Friday, February 02, 2007


Finally caught a winner yesterday, when Gilead jumped 12% on fantastic earnings and guidance. I sold it immediately, and I'll look to get back in if the price comes down again to the 65-66 range. Yes, that stock tip came from Cramer, not Henry Blodget.

But I wanted to devote today's blog to recognizing the genius of Nike's marketing department. With all the money Nike spends on marketing, these guys should be good...but then again, there are numerous examples of large amounts of money producing nothing but crap.

There are not many commercials that I look forward to seeing, and by "not many" I mean perhaps a half dozen during the course of my adult life. The last one I can remember was from Nike, called Swing Portrait, where Tiger Woods is shown swinging a golf club in slow-motion to classical music. As you watch the commercial, note the colors, the lighting, the perfect coordination between the music and the swing. It is simple, clean, elegant, and most of all - artistic. As a lover of both golf and classical music, I am predictably impressed by the ad, but it doesn't take either quality to appreciate the beauty here.

And now Nike has done it again, and perhaps even topped themselves, with the new Second Coming commercial. The music you hear beneath the mundane rap lyrics is from the fifth movement of the Symphonie Fantastique by Hector Berlioz. This song was commissioned by Nike just for this
campaign, and the use of the underlying track is pure genius. If you read the youtube comments on this and similar clips, you'll find pages of comments like "Just Blaze killed this beat" and "sick beat", etc. You'll find precious little awareness of the source of music (My favorite exchange between posters: "Isn't this the music that was at the beginning of the Shining?" "Nah, I hear that Just Blaze stole this track from some guy's MySpace page.") So by using the latest zero-talent rap flavor-of-the-week and some huge NBA stars, Nike is reaching the teen audience, while at the same time, an older guy like me turns his head when he hears the famous classical melody.

Thumbs up to Nike. As much as I'm annoyed by watching commercials in general, I can appreciate a job well done, even in this field. Once in a while, they go beyond the simple objective of "raising brand awareness" to produce actual art. If more marketing departments had the same creativity and understanding of broad appeal, I might be less tempted to DVR my favorite shows so I can skip the ads.


At 4:38 AM, Anonymous Anonymous said...

Commercials can be interesting when creative (only rarely happens). As far as your favorite exchange showing no clue to the source music... at least the one commenting on "The Shining" was paying attention even if they aren't familiar with Berlioz.
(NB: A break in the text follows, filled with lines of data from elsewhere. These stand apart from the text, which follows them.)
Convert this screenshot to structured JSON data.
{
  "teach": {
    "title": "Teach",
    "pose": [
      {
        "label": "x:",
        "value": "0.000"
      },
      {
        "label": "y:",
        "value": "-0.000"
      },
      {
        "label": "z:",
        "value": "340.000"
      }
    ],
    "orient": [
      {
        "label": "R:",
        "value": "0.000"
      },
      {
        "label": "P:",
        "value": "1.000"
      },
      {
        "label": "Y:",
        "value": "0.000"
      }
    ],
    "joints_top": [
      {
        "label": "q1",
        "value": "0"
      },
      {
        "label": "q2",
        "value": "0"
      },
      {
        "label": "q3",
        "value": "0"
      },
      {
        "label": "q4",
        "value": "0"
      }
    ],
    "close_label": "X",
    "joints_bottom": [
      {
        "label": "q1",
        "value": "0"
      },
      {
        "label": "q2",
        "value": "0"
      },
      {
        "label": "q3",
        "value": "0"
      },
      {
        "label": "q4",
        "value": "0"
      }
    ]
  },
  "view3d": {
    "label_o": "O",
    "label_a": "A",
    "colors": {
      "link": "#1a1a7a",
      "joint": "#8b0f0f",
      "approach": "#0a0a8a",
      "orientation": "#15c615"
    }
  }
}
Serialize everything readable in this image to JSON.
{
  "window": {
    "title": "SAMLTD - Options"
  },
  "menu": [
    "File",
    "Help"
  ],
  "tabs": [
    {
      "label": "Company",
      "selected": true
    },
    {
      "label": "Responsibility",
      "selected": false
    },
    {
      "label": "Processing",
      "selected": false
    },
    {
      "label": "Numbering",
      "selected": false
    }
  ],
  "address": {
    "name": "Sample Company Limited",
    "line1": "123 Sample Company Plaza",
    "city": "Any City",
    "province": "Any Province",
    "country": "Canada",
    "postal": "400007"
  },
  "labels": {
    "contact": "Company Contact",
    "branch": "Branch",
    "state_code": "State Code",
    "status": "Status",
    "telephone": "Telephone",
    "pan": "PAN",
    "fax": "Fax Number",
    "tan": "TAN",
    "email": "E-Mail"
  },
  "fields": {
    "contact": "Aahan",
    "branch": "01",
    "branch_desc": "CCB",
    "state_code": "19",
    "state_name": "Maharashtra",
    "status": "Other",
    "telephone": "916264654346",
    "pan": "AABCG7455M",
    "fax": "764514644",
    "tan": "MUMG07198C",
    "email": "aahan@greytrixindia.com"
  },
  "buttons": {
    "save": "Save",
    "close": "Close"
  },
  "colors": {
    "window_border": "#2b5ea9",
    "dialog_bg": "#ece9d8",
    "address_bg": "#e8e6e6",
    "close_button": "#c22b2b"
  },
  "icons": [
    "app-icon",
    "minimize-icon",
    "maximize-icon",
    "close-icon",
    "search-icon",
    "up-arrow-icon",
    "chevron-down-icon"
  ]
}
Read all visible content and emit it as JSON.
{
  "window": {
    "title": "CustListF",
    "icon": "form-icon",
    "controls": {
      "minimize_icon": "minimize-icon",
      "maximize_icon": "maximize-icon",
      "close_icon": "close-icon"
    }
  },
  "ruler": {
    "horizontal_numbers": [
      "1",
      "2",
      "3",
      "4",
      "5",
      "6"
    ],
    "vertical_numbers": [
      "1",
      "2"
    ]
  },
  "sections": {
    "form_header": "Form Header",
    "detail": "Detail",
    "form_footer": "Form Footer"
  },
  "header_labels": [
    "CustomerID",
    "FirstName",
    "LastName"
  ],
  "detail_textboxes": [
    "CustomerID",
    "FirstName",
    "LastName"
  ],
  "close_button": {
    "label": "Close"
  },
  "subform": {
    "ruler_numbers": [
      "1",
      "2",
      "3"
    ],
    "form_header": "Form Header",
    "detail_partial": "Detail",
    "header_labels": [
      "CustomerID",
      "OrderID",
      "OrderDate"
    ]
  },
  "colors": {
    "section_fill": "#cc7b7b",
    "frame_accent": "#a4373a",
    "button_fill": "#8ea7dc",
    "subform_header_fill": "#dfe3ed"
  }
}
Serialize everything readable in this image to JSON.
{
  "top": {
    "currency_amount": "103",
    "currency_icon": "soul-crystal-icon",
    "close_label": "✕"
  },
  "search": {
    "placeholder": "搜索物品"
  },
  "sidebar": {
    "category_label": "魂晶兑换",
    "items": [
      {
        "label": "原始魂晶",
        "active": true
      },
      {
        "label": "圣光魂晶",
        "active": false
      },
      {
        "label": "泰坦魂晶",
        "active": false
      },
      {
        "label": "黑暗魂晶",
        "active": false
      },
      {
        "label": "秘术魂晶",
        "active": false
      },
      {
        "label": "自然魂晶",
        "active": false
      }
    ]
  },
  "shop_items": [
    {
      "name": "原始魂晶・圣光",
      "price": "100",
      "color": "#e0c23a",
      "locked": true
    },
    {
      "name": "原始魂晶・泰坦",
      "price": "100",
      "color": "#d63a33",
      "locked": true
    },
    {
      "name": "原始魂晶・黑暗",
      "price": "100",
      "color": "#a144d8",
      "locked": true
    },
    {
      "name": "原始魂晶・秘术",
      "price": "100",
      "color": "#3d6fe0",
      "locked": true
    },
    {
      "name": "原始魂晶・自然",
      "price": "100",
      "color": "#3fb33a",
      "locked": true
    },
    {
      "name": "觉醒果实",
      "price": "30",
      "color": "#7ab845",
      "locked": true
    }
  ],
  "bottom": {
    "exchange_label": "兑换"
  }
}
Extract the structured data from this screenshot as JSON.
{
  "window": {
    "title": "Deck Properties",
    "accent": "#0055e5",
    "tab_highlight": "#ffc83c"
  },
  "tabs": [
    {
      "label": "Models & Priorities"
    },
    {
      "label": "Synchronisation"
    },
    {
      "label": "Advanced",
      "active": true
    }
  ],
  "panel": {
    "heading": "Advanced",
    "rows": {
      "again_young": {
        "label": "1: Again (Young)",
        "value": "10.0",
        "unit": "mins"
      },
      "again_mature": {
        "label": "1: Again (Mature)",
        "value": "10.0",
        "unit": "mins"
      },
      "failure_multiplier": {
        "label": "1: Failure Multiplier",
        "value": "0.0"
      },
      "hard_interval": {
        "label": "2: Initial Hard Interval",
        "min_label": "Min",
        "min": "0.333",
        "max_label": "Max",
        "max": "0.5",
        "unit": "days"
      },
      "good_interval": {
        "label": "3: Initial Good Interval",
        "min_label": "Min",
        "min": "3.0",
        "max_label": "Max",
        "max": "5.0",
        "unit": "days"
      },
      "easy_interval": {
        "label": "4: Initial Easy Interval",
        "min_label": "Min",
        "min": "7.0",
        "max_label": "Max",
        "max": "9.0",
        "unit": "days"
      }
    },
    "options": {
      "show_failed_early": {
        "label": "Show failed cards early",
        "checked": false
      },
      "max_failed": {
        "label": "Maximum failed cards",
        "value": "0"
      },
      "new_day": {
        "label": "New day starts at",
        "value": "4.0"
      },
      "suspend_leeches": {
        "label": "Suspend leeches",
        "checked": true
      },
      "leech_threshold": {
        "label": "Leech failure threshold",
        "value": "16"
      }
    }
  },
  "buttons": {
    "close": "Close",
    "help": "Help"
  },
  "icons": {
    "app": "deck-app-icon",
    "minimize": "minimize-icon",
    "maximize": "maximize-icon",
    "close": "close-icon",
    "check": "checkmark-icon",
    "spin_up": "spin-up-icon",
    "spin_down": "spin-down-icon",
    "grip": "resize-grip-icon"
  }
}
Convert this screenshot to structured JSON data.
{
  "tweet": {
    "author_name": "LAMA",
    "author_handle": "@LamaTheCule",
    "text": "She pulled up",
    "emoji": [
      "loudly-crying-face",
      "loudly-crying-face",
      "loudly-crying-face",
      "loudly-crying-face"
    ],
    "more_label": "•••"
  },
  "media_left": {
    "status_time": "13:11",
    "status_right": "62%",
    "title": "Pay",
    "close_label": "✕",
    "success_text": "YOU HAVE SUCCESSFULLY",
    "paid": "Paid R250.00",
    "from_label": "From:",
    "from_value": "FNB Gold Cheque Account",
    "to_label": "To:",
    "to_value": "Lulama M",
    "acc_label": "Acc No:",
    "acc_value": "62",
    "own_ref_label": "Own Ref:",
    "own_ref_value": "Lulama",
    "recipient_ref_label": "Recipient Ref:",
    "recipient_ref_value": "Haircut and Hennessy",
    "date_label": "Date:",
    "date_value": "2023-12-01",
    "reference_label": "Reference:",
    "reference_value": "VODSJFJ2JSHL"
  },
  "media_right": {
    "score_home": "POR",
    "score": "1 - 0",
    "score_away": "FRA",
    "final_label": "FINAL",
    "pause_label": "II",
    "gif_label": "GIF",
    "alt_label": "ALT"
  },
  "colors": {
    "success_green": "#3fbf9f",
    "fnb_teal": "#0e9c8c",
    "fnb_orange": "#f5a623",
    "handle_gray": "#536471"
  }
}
The opening credit sequence has a synthesized version of his Dies Irae.


Post a Comment

<< Home